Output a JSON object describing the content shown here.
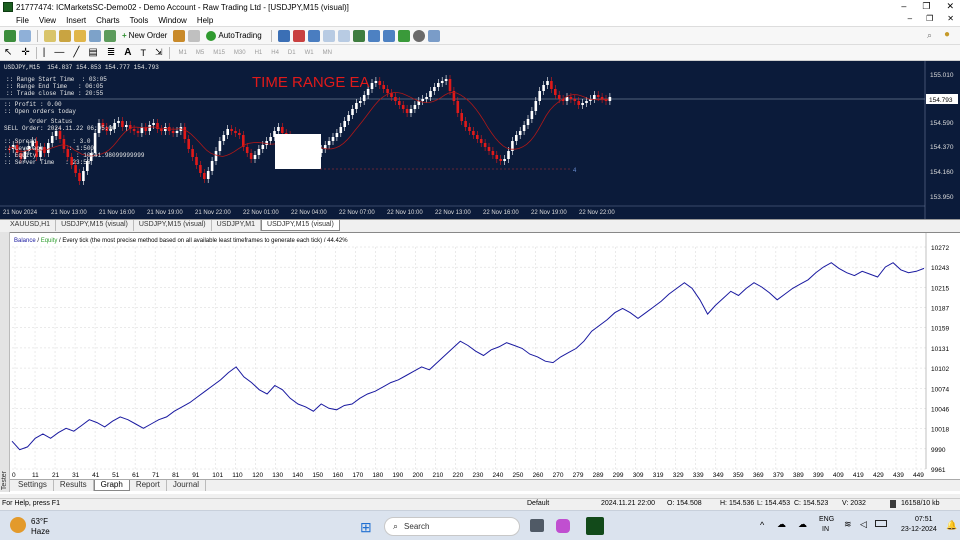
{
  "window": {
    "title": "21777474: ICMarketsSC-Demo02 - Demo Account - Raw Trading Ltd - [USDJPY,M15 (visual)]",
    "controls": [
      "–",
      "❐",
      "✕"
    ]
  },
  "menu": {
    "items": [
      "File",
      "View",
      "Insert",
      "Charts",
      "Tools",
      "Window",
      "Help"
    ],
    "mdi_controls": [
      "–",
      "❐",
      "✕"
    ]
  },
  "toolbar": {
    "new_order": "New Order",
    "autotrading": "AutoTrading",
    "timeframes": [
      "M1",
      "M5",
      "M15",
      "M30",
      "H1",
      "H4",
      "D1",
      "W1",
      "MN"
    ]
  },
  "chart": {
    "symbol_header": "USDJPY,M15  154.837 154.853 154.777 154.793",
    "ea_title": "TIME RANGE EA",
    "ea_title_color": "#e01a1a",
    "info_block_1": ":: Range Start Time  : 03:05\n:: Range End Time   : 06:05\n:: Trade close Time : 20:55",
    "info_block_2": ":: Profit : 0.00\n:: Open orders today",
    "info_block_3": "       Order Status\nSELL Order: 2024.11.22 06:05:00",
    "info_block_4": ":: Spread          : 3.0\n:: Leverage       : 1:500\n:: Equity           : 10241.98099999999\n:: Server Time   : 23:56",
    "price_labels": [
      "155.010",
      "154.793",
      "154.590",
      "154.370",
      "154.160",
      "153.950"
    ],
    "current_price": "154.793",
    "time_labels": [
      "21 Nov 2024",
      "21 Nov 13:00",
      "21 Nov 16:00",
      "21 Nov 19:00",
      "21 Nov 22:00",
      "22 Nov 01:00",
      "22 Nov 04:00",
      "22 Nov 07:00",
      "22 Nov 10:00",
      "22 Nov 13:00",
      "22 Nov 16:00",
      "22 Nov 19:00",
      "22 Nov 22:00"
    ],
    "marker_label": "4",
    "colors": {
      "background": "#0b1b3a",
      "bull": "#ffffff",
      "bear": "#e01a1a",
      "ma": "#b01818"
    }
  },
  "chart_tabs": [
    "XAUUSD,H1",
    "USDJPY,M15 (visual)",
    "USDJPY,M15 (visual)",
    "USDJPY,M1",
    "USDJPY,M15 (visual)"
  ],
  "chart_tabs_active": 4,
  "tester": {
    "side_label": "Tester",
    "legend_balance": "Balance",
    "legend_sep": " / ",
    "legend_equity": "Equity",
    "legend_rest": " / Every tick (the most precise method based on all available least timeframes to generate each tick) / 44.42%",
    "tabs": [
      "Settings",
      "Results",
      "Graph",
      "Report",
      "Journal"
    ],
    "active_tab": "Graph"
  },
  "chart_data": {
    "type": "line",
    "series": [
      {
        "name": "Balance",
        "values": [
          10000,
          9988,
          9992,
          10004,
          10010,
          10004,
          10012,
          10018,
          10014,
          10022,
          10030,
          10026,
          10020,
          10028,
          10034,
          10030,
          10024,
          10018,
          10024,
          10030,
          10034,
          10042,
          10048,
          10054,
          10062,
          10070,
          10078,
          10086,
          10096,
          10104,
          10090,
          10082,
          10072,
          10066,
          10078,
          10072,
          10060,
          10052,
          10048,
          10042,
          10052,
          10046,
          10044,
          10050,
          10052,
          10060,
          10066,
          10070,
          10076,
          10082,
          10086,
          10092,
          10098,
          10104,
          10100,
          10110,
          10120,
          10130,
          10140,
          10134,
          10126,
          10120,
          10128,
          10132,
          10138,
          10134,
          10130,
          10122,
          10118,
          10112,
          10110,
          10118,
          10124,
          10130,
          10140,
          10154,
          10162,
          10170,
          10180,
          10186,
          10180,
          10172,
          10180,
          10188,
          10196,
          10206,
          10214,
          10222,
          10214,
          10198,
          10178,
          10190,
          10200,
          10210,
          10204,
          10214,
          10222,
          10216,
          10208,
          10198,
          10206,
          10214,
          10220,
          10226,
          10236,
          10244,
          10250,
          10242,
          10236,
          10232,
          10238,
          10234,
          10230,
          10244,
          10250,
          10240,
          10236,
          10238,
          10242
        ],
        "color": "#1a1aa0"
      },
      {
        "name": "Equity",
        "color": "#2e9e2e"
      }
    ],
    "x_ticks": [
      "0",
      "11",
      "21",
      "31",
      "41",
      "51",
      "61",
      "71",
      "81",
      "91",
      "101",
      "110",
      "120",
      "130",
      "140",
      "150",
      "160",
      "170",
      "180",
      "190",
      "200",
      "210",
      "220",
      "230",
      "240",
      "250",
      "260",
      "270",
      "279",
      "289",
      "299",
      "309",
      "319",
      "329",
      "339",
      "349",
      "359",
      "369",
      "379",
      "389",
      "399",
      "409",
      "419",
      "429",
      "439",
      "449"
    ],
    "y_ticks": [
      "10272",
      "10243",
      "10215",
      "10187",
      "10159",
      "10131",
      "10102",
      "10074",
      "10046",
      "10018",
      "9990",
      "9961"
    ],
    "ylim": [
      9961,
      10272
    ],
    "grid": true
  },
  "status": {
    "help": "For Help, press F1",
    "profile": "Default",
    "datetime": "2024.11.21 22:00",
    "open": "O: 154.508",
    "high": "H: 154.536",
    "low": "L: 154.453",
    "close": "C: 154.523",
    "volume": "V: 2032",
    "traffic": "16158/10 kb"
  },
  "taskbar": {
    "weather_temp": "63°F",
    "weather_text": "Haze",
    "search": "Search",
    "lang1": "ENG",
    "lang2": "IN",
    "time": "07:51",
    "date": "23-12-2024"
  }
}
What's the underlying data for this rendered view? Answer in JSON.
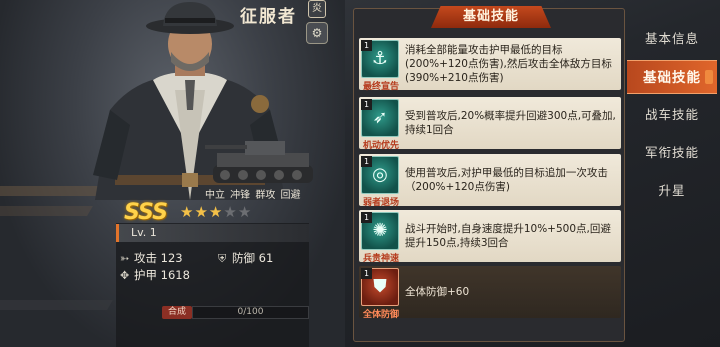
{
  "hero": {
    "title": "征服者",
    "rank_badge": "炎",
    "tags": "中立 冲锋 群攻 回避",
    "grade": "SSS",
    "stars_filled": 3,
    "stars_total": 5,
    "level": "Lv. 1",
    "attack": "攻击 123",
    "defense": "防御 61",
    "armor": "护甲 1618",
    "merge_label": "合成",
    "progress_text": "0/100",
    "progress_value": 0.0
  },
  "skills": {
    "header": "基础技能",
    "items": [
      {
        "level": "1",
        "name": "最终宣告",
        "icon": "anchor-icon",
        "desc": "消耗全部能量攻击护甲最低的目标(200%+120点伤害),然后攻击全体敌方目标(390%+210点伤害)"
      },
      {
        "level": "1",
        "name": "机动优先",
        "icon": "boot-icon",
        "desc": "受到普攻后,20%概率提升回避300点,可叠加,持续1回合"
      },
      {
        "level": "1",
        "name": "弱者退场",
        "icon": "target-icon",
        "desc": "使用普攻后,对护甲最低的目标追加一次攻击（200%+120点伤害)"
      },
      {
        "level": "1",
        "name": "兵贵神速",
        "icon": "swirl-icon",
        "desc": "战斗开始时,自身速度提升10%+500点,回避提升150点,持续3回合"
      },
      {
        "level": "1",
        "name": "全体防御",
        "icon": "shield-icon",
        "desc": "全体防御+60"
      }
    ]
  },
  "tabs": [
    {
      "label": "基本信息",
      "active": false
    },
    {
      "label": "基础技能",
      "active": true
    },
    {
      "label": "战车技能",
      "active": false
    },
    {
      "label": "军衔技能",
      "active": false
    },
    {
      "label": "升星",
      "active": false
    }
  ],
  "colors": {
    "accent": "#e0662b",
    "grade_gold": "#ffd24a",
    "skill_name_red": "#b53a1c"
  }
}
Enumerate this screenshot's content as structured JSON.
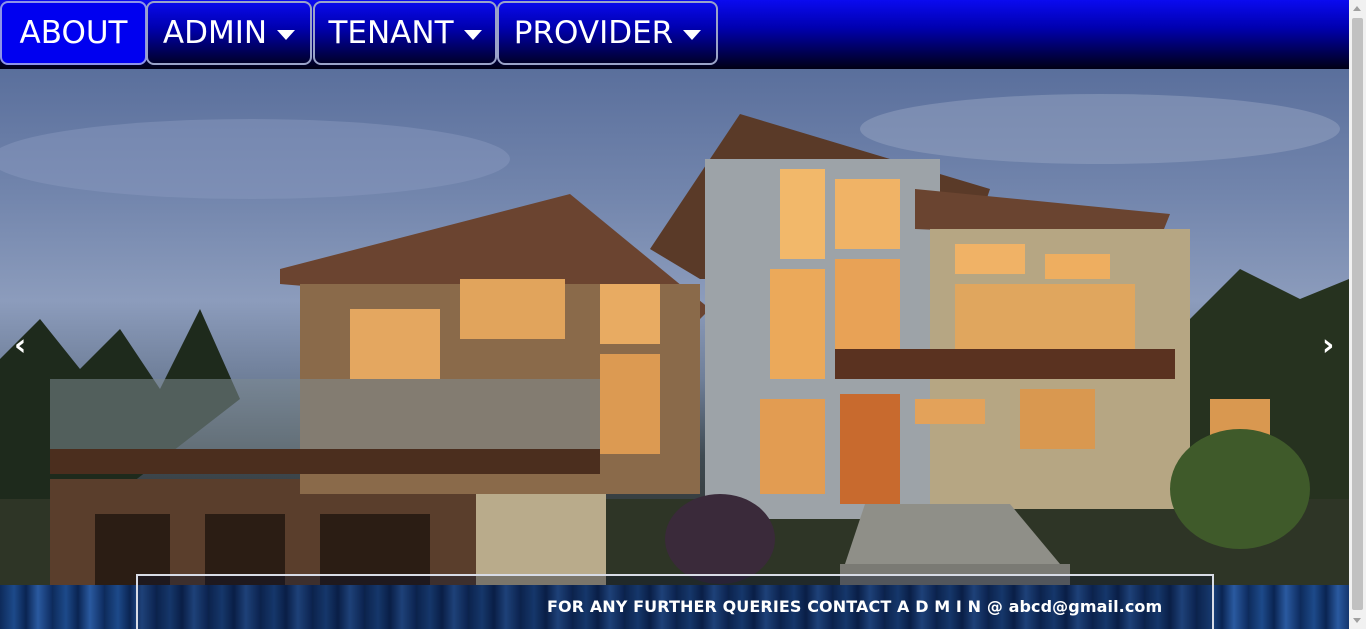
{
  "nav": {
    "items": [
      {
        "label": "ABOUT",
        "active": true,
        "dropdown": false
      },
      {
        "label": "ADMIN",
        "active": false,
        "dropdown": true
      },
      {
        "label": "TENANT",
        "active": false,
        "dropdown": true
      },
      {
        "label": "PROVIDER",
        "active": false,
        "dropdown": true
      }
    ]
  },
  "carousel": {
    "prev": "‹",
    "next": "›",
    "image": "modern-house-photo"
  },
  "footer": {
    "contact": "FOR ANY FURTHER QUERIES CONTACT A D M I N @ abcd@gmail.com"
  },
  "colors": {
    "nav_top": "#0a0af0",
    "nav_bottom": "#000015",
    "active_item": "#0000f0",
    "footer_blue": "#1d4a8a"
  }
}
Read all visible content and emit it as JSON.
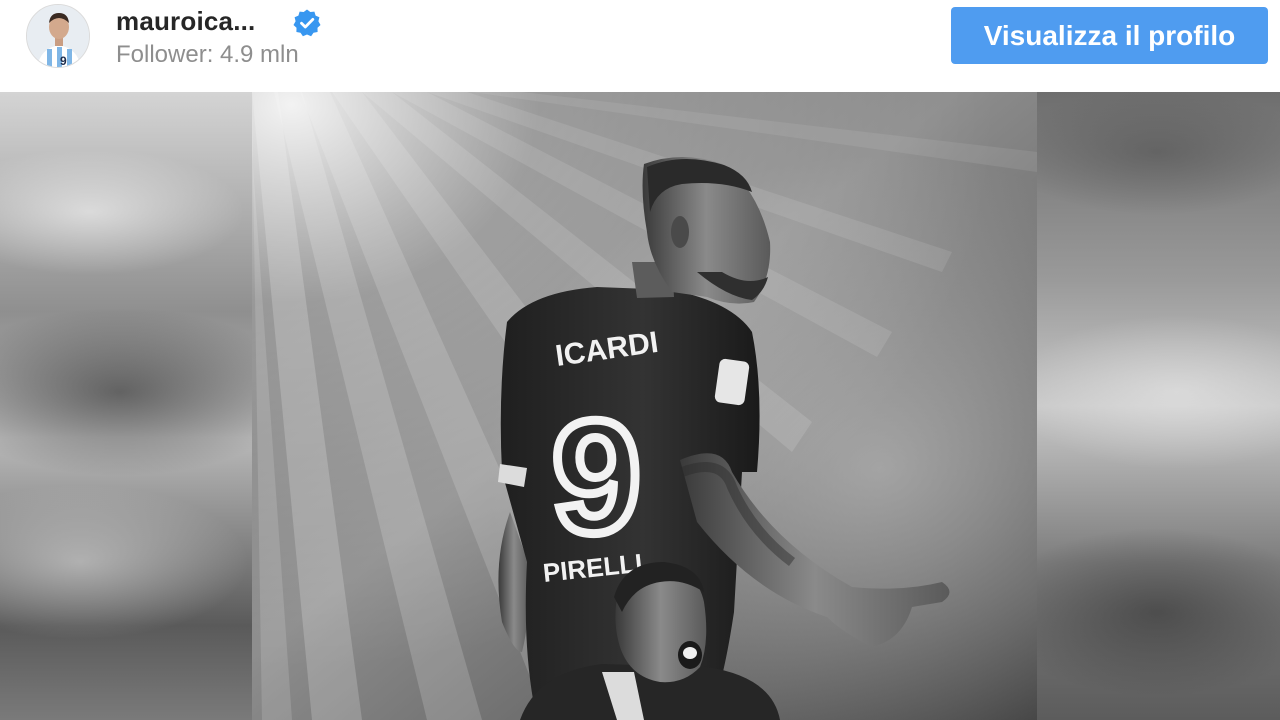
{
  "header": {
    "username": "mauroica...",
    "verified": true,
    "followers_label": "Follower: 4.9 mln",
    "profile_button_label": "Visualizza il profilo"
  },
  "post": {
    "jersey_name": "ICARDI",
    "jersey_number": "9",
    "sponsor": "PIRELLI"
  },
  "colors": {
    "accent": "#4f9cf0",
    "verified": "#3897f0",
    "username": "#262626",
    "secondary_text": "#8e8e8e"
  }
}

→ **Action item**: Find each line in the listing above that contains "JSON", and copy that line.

→ **Response to this task**:
Output a JSON object describing the content shown here.
What's the underlying data for this rendered view? Answer in JSON.
Enumerate this screenshot's content as structured JSON.
Read all visible content and emit it as JSON.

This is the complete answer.